During a psychiatric assessment, she followed Buzza’s directions and was discharged.
It was in January 2009 that A.B. met her now-husband. They were married in October 2009 with Buzza officiating.
By 2011, A.B.’s daughter was diagnosed with a serious medical condition and A.B. had to stop working to care for her. Her new husband was also struggling in his career. Buzza offered her a job at the church.
“The plaintiff’s family was now economically dependant on Buzza’s benevolence,” the claim said.
In late 2012 or 2013, Buzza told A.B. he had liver cancer. She alleged he began manipulating her and sexual advances began.
According to the court documents, he organized evangelical missions to India and Ethiopia in 2013 and 2014, requiring her to go as a church employee. She alleged further sexual assaults on these trips.
In late 2014, A.B. told her husband about the situation and he confronted Buzza.
“Buzza manipulated the plaintiff’s husband, telling him that as a Christian it was his obligation to forgive him his trespasses,” the claim said.
Soon, the claim said, Buzza began to make life hard for her, at times embarrassing her from the pulpit in sermons.
In December 2016, A.B. took a job with another church.
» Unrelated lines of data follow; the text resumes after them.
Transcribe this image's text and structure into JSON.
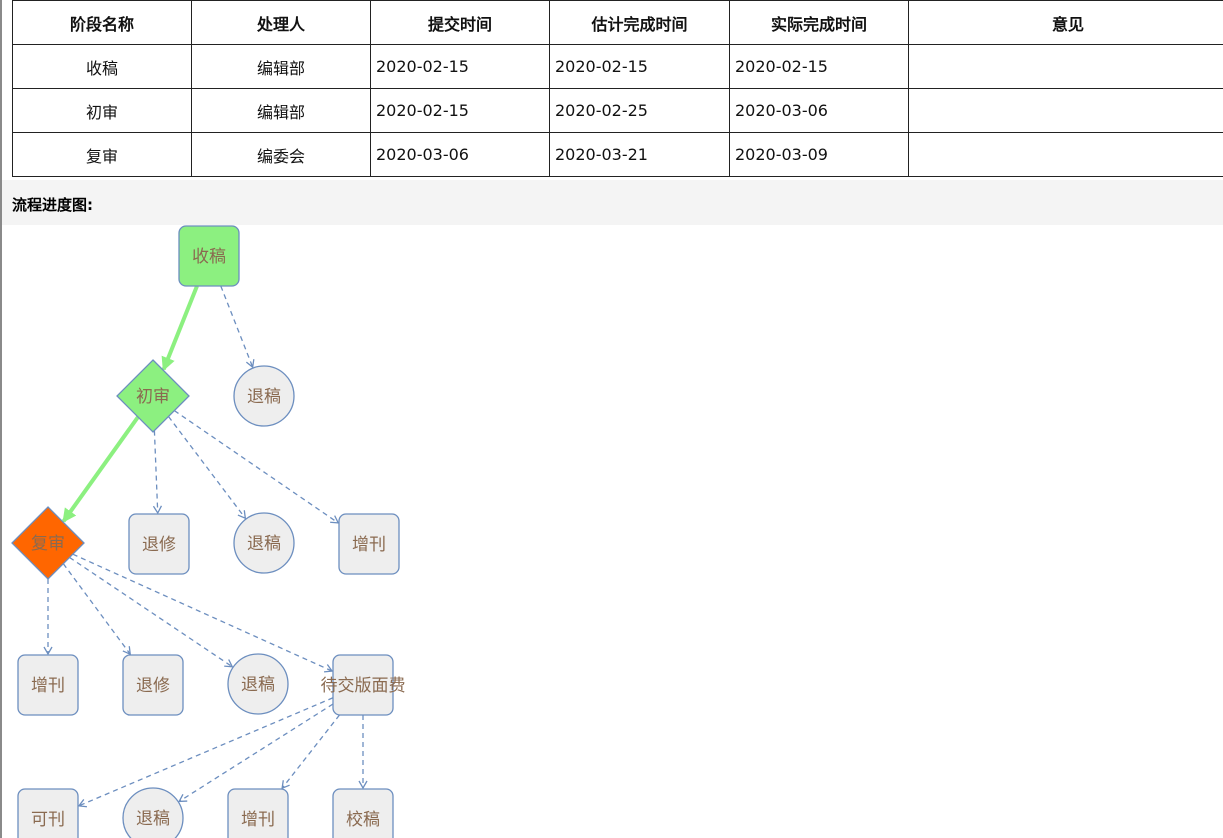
{
  "table": {
    "headers": [
      "阶段名称",
      "处理人",
      "提交时间",
      "估计完成时间",
      "实际完成时间",
      "意见"
    ],
    "rows": [
      {
        "stage": "收稿",
        "handler": "编辑部",
        "submitted": "2020-02-15",
        "estimated": "2020-02-15",
        "actual": "2020-02-15",
        "opinion": ""
      },
      {
        "stage": "初审",
        "handler": "编辑部",
        "submitted": "2020-02-15",
        "estimated": "2020-02-25",
        "actual": "2020-03-06",
        "opinion": ""
      },
      {
        "stage": "复审",
        "handler": "编委会",
        "submitted": "2020-03-06",
        "estimated": "2020-03-21",
        "actual": "2020-03-09",
        "opinion": ""
      }
    ]
  },
  "flow": {
    "title": "流程进度图:",
    "nodes": [
      {
        "id": "shougao",
        "label": "收稿",
        "shape": "rounded-square",
        "status": "done"
      },
      {
        "id": "tuigao1",
        "label": "退稿",
        "shape": "circle",
        "status": "inactive"
      },
      {
        "id": "chushen",
        "label": "初审",
        "shape": "diamond",
        "status": "done"
      },
      {
        "id": "tuixiu1",
        "label": "退修",
        "shape": "rounded-square",
        "status": "inactive"
      },
      {
        "id": "tuigao2",
        "label": "退稿",
        "shape": "circle",
        "status": "inactive"
      },
      {
        "id": "zengkan1",
        "label": "增刊",
        "shape": "rounded-square",
        "status": "inactive"
      },
      {
        "id": "fushen",
        "label": "复审",
        "shape": "diamond",
        "status": "current"
      },
      {
        "id": "zengkan2",
        "label": "增刊",
        "shape": "rounded-square",
        "status": "inactive"
      },
      {
        "id": "tuixiu2",
        "label": "退修",
        "shape": "rounded-square",
        "status": "inactive"
      },
      {
        "id": "tuigao3",
        "label": "退稿",
        "shape": "circle",
        "status": "inactive"
      },
      {
        "id": "daijiao",
        "label": "待交版面费",
        "shape": "rounded-square",
        "status": "inactive"
      },
      {
        "id": "kekan",
        "label": "可刊",
        "shape": "rounded-square",
        "status": "inactive"
      },
      {
        "id": "tuigao4",
        "label": "退稿",
        "shape": "circle",
        "status": "inactive"
      },
      {
        "id": "zengkan3",
        "label": "增刊",
        "shape": "rounded-square",
        "status": "inactive"
      },
      {
        "id": "jiaogao",
        "label": "校稿",
        "shape": "rounded-square",
        "status": "inactive"
      }
    ],
    "edges": [
      {
        "from": "shougao",
        "to": "chushen",
        "style": "completed"
      },
      {
        "from": "shougao",
        "to": "tuigao1",
        "style": "possible"
      },
      {
        "from": "chushen",
        "to": "fushen",
        "style": "completed"
      },
      {
        "from": "chushen",
        "to": "tuixiu1",
        "style": "possible"
      },
      {
        "from": "chushen",
        "to": "tuigao2",
        "style": "possible"
      },
      {
        "from": "chushen",
        "to": "zengkan1",
        "style": "possible"
      },
      {
        "from": "fushen",
        "to": "zengkan2",
        "style": "possible"
      },
      {
        "from": "fushen",
        "to": "tuixiu2",
        "style": "possible"
      },
      {
        "from": "fushen",
        "to": "tuigao3",
        "style": "possible"
      },
      {
        "from": "fushen",
        "to": "daijiao",
        "style": "possible"
      },
      {
        "from": "daijiao",
        "to": "kekan",
        "style": "possible"
      },
      {
        "from": "daijiao",
        "to": "tuigao4",
        "style": "possible"
      },
      {
        "from": "daijiao",
        "to": "zengkan3",
        "style": "possible"
      },
      {
        "from": "daijiao",
        "to": "jiaogao",
        "style": "possible"
      }
    ],
    "colors": {
      "done_fill": "#8cf080",
      "current_fill": "#ff6600",
      "inactive_fill": "#eeeeee",
      "node_stroke": "#6c8ebf",
      "label_text": "#8a6a50",
      "completed_edge": "#8cf080",
      "possible_edge": "#6c8ebf"
    }
  }
}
It was during mandatory online clergy abuse awareness training in 2020 that she recognized what had happened to her.
In January 2022, she wrote to Foursquare’s board of directors and reported the alleged sexual exploitation. She requested an independent investigation.
Soon, she met with Foursquare president Steve Falkiner. He reportedly said Buzza had confessed.
A week later, the claim said, Falkiner told A.B. neither Northside nor Foursquare Canada would commence an investigation, and could not say when or what the congregation would be told of the situation.
According to the court documents, there was a secret, members-only meeting at Northside with Buzza allowed to speak freely. The claim said he had been accused of pastoral abuse but characterized the situation as a consensual extramarital affair.
“Falkiner publicly praised Buzza for the courage of his ‘confession’ and told the congregation that he forgives Buzza, and so does Jesus,” the claim said.
Finally, A.B. sent a letter to Northside, again requesting an investigation and requesting the situation be cast not as an affair but as pastoral abuse.
A.B. alleges post-traumatic stress disorder, spiritual trauma, depression, thoughts of self-harm, anxiety, inability to enjoy sex, lack of trust, distorted thinking, low self-esteem and lack of confidence.
She claims the church was negligent in protecting her from Buzza. She is seeking aggravated, punitive and special damages.
Northside senior pastor Joel Conti told Glacier Media that the national church handles “all legal issues and concerns related to local churches.”
Falkiner said he learned of the suit on Oct. 18
“Since the matter has been brought before the courts it would be inappropriate for me to comment at this time,” he said.
Buzza has not responded to a request for comment.
None of the allegations have been proven in court.